■ **Aim of the task**: Where a picture occurs in the data, omit it, and copy all remaining data exactly.

◆ ◆ ◆ ◆

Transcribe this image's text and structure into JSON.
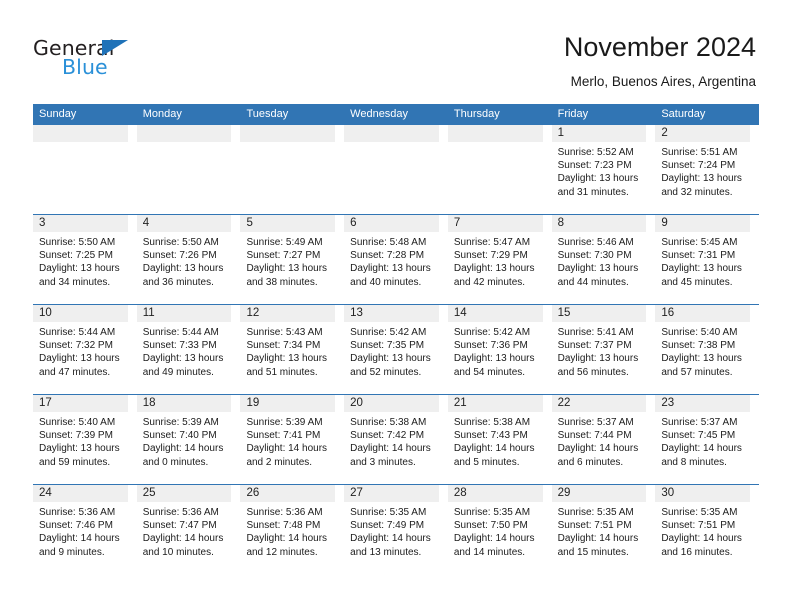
{
  "logo": {
    "word_top": "General",
    "word_bottom": "Blue",
    "triangle_icon": "triangle-icon",
    "blue": "#2a90d8",
    "dark": "#231f20"
  },
  "header": {
    "title": "November 2024",
    "subtitle": "Merlo, Buenos Aires, Argentina"
  },
  "theme": {
    "header_blue": "#3175b4",
    "daynum_band": "#efefef",
    "text": "#1c1c1c"
  },
  "calendar": {
    "weekdays": [
      "Sunday",
      "Monday",
      "Tuesday",
      "Wednesday",
      "Thursday",
      "Friday",
      "Saturday"
    ],
    "weeks": [
      [
        {
          "day": "",
          "lines": []
        },
        {
          "day": "",
          "lines": []
        },
        {
          "day": "",
          "lines": []
        },
        {
          "day": "",
          "lines": []
        },
        {
          "day": "",
          "lines": []
        },
        {
          "day": "1",
          "lines": [
            "Sunrise: 5:52 AM",
            "Sunset: 7:23 PM",
            "Daylight: 13 hours",
            "and 31 minutes."
          ]
        },
        {
          "day": "2",
          "lines": [
            "Sunrise: 5:51 AM",
            "Sunset: 7:24 PM",
            "Daylight: 13 hours",
            "and 32 minutes."
          ]
        }
      ],
      [
        {
          "day": "3",
          "lines": [
            "Sunrise: 5:50 AM",
            "Sunset: 7:25 PM",
            "Daylight: 13 hours",
            "and 34 minutes."
          ]
        },
        {
          "day": "4",
          "lines": [
            "Sunrise: 5:50 AM",
            "Sunset: 7:26 PM",
            "Daylight: 13 hours",
            "and 36 minutes."
          ]
        },
        {
          "day": "5",
          "lines": [
            "Sunrise: 5:49 AM",
            "Sunset: 7:27 PM",
            "Daylight: 13 hours",
            "and 38 minutes."
          ]
        },
        {
          "day": "6",
          "lines": [
            "Sunrise: 5:48 AM",
            "Sunset: 7:28 PM",
            "Daylight: 13 hours",
            "and 40 minutes."
          ]
        },
        {
          "day": "7",
          "lines": [
            "Sunrise: 5:47 AM",
            "Sunset: 7:29 PM",
            "Daylight: 13 hours",
            "and 42 minutes."
          ]
        },
        {
          "day": "8",
          "lines": [
            "Sunrise: 5:46 AM",
            "Sunset: 7:30 PM",
            "Daylight: 13 hours",
            "and 44 minutes."
          ]
        },
        {
          "day": "9",
          "lines": [
            "Sunrise: 5:45 AM",
            "Sunset: 7:31 PM",
            "Daylight: 13 hours",
            "and 45 minutes."
          ]
        }
      ],
      [
        {
          "day": "10",
          "lines": [
            "Sunrise: 5:44 AM",
            "Sunset: 7:32 PM",
            "Daylight: 13 hours",
            "and 47 minutes."
          ]
        },
        {
          "day": "11",
          "lines": [
            "Sunrise: 5:44 AM",
            "Sunset: 7:33 PM",
            "Daylight: 13 hours",
            "and 49 minutes."
          ]
        },
        {
          "day": "12",
          "lines": [
            "Sunrise: 5:43 AM",
            "Sunset: 7:34 PM",
            "Daylight: 13 hours",
            "and 51 minutes."
          ]
        },
        {
          "day": "13",
          "lines": [
            "Sunrise: 5:42 AM",
            "Sunset: 7:35 PM",
            "Daylight: 13 hours",
            "and 52 minutes."
          ]
        },
        {
          "day": "14",
          "lines": [
            "Sunrise: 5:42 AM",
            "Sunset: 7:36 PM",
            "Daylight: 13 hours",
            "and 54 minutes."
          ]
        },
        {
          "day": "15",
          "lines": [
            "Sunrise: 5:41 AM",
            "Sunset: 7:37 PM",
            "Daylight: 13 hours",
            "and 56 minutes."
          ]
        },
        {
          "day": "16",
          "lines": [
            "Sunrise: 5:40 AM",
            "Sunset: 7:38 PM",
            "Daylight: 13 hours",
            "and 57 minutes."
          ]
        }
      ],
      [
        {
          "day": "17",
          "lines": [
            "Sunrise: 5:40 AM",
            "Sunset: 7:39 PM",
            "Daylight: 13 hours",
            "and 59 minutes."
          ]
        },
        {
          "day": "18",
          "lines": [
            "Sunrise: 5:39 AM",
            "Sunset: 7:40 PM",
            "Daylight: 14 hours",
            "and 0 minutes."
          ]
        },
        {
          "day": "19",
          "lines": [
            "Sunrise: 5:39 AM",
            "Sunset: 7:41 PM",
            "Daylight: 14 hours",
            "and 2 minutes."
          ]
        },
        {
          "day": "20",
          "lines": [
            "Sunrise: 5:38 AM",
            "Sunset: 7:42 PM",
            "Daylight: 14 hours",
            "and 3 minutes."
          ]
        },
        {
          "day": "21",
          "lines": [
            "Sunrise: 5:38 AM",
            "Sunset: 7:43 PM",
            "Daylight: 14 hours",
            "and 5 minutes."
          ]
        },
        {
          "day": "22",
          "lines": [
            "Sunrise: 5:37 AM",
            "Sunset: 7:44 PM",
            "Daylight: 14 hours",
            "and 6 minutes."
          ]
        },
        {
          "day": "23",
          "lines": [
            "Sunrise: 5:37 AM",
            "Sunset: 7:45 PM",
            "Daylight: 14 hours",
            "and 8 minutes."
          ]
        }
      ],
      [
        {
          "day": "24",
          "lines": [
            "Sunrise: 5:36 AM",
            "Sunset: 7:46 PM",
            "Daylight: 14 hours",
            "and 9 minutes."
          ]
        },
        {
          "day": "25",
          "lines": [
            "Sunrise: 5:36 AM",
            "Sunset: 7:47 PM",
            "Daylight: 14 hours",
            "and 10 minutes."
          ]
        },
        {
          "day": "26",
          "lines": [
            "Sunrise: 5:36 AM",
            "Sunset: 7:48 PM",
            "Daylight: 14 hours",
            "and 12 minutes."
          ]
        },
        {
          "day": "27",
          "lines": [
            "Sunrise: 5:35 AM",
            "Sunset: 7:49 PM",
            "Daylight: 14 hours",
            "and 13 minutes."
          ]
        },
        {
          "day": "28",
          "lines": [
            "Sunrise: 5:35 AM",
            "Sunset: 7:50 PM",
            "Daylight: 14 hours",
            "and 14 minutes."
          ]
        },
        {
          "day": "29",
          "lines": [
            "Sunrise: 5:35 AM",
            "Sunset: 7:51 PM",
            "Daylight: 14 hours",
            "and 15 minutes."
          ]
        },
        {
          "day": "30",
          "lines": [
            "Sunrise: 5:35 AM",
            "Sunset: 7:51 PM",
            "Daylight: 14 hours",
            "and 16 minutes."
          ]
        }
      ]
    ]
  }
}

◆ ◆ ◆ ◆

■ **Task output**:
Transcribe this image's text and structure into JSON.
{
  "logo": {
    "word_top": "General",
    "word_bottom": "Blue",
    "triangle_icon": "triangle-icon",
    "blue": "#2a90d8",
    "dark": "#231f20"
  },
  "header": {
    "title": "November 2024",
    "subtitle": "Merlo, Buenos Aires, Argentina"
  },
  "theme": {
    "header_blue": "#3175b4",
    "daynum_band": "#efefef",
    "text": "#1c1c1c"
  },
  "calendar": {
    "weekdays": [
      "Sunday",
      "Monday",
      "Tuesday",
      "Wednesday",
      "Thursday",
      "Friday",
      "Saturday"
    ],
    "weeks": [
      [
        {
          "day": "",
          "lines": []
        },
        {
          "day": "",
          "lines": []
        },
        {
          "day": "",
          "lines": []
        },
        {
          "day": "",
          "lines": []
        },
        {
          "day": "",
          "lines": []
        },
        {
          "day": "1",
          "lines": [
            "Sunrise: 5:52 AM",
            "Sunset: 7:23 PM",
            "Daylight: 13 hours",
            "and 31 minutes."
          ]
        },
        {
          "day": "2",
          "lines": [
            "Sunrise: 5:51 AM",
            "Sunset: 7:24 PM",
            "Daylight: 13 hours",
            "and 32 minutes."
          ]
        }
      ],
      [
        {
          "day": "3",
          "lines": [
            "Sunrise: 5:50 AM",
            "Sunset: 7:25 PM",
            "Daylight: 13 hours",
            "and 34 minutes."
          ]
        },
        {
          "day": "4",
          "lines": [
            "Sunrise: 5:50 AM",
            "Sunset: 7:26 PM",
            "Daylight: 13 hours",
            "and 36 minutes."
          ]
        },
        {
          "day": "5",
          "lines": [
            "Sunrise: 5:49 AM",
            "Sunset: 7:27 PM",
            "Daylight: 13 hours",
            "and 38 minutes."
          ]
        },
        {
          "day": "6",
          "lines": [
            "Sunrise: 5:48 AM",
            "Sunset: 7:28 PM",
            "Daylight: 13 hours",
            "and 40 minutes."
          ]
        },
        {
          "day": "7",
          "lines": [
            "Sunrise: 5:47 AM",
            "Sunset: 7:29 PM",
            "Daylight: 13 hours",
            "and 42 minutes."
          ]
        },
        {
          "day": "8",
          "lines": [
            "Sunrise: 5:46 AM",
            "Sunset: 7:30 PM",
            "Daylight: 13 hours",
            "and 44 minutes."
          ]
        },
        {
          "day": "9",
          "lines": [
            "Sunrise: 5:45 AM",
            "Sunset: 7:31 PM",
            "Daylight: 13 hours",
            "and 45 minutes."
          ]
        }
      ],
      [
        {
          "day": "10",
          "lines": [
            "Sunrise: 5:44 AM",
            "Sunset: 7:32 PM",
            "Daylight: 13 hours",
            "and 47 minutes."
          ]
        },
        {
          "day": "11",
          "lines": [
            "Sunrise: 5:44 AM",
            "Sunset: 7:33 PM",
            "Daylight: 13 hours",
            "and 49 minutes."
          ]
        },
        {
          "day": "12",
          "lines": [
            "Sunrise: 5:43 AM",
            "Sunset: 7:34 PM",
            "Daylight: 13 hours",
            "and 51 minutes."
          ]
        },
        {
          "day": "13",
          "lines": [
            "Sunrise: 5:42 AM",
            "Sunset: 7:35 PM",
            "Daylight: 13 hours",
            "and 52 minutes."
          ]
        },
        {
          "day": "14",
          "lines": [
            "Sunrise: 5:42 AM",
            "Sunset: 7:36 PM",
            "Daylight: 13 hours",
            "and 54 minutes."
          ]
        },
        {
          "day": "15",
          "lines": [
            "Sunrise: 5:41 AM",
            "Sunset: 7:37 PM",
            "Daylight: 13 hours",
            "and 56 minutes."
          ]
        },
        {
          "day": "16",
          "lines": [
            "Sunrise: 5:40 AM",
            "Sunset: 7:38 PM",
            "Daylight: 13 hours",
            "and 57 minutes."
          ]
        }
      ],
      [
        {
          "day": "17",
          "lines": [
            "Sunrise: 5:40 AM",
            "Sunset: 7:39 PM",
            "Daylight: 13 hours",
            "and 59 minutes."
          ]
        },
        {
          "day": "18",
          "lines": [
            "Sunrise: 5:39 AM",
            "Sunset: 7:40 PM",
            "Daylight: 14 hours",
            "and 0 minutes."
          ]
        },
        {
          "day": "19",
          "lines": [
            "Sunrise: 5:39 AM",
            "Sunset: 7:41 PM",
            "Daylight: 14 hours",
            "and 2 minutes."
          ]
        },
        {
          "day": "20",
          "lines": [
            "Sunrise: 5:38 AM",
            "Sunset: 7:42 PM",
            "Daylight: 14 hours",
            "and 3 minutes."
          ]
        },
        {
          "day": "21",
          "lines": [
            "Sunrise: 5:38 AM",
            "Sunset: 7:43 PM",
            "Daylight: 14 hours",
            "and 5 minutes."
          ]
        },
        {
          "day": "22",
          "lines": [
            "Sunrise: 5:37 AM",
            "Sunset: 7:44 PM",
            "Daylight: 14 hours",
            "and 6 minutes."
          ]
        },
        {
          "day": "23",
          "lines": [
            "Sunrise: 5:37 AM",
            "Sunset: 7:45 PM",
            "Daylight: 14 hours",
            "and 8 minutes."
          ]
        }
      ],
      [
        {
          "day": "24",
          "lines": [
            "Sunrise: 5:36 AM",
            "Sunset: 7:46 PM",
            "Daylight: 14 hours",
            "and 9 minutes."
          ]
        },
        {
          "day": "25",
          "lines": [
            "Sunrise: 5:36 AM",
            "Sunset: 7:47 PM",
            "Daylight: 14 hours",
            "and 10 minutes."
          ]
        },
        {
          "day": "26",
          "lines": [
            "Sunrise: 5:36 AM",
            "Sunset: 7:48 PM",
            "Daylight: 14 hours",
            "and 12 minutes."
          ]
        },
        {
          "day": "27",
          "lines": [
            "Sunrise: 5:35 AM",
            "Sunset: 7:49 PM",
            "Daylight: 14 hours",
            "and 13 minutes."
          ]
        },
        {
          "day": "28",
          "lines": [
            "Sunrise: 5:35 AM",
            "Sunset: 7:50 PM",
            "Daylight: 14 hours",
            "and 14 minutes."
          ]
        },
        {
          "day": "29",
          "lines": [
            "Sunrise: 5:35 AM",
            "Sunset: 7:51 PM",
            "Daylight: 14 hours",
            "and 15 minutes."
          ]
        },
        {
          "day": "30",
          "lines": [
            "Sunrise: 5:35 AM",
            "Sunset: 7:51 PM",
            "Daylight: 14 hours",
            "and 16 minutes."
          ]
        }
      ]
    ]
  }
}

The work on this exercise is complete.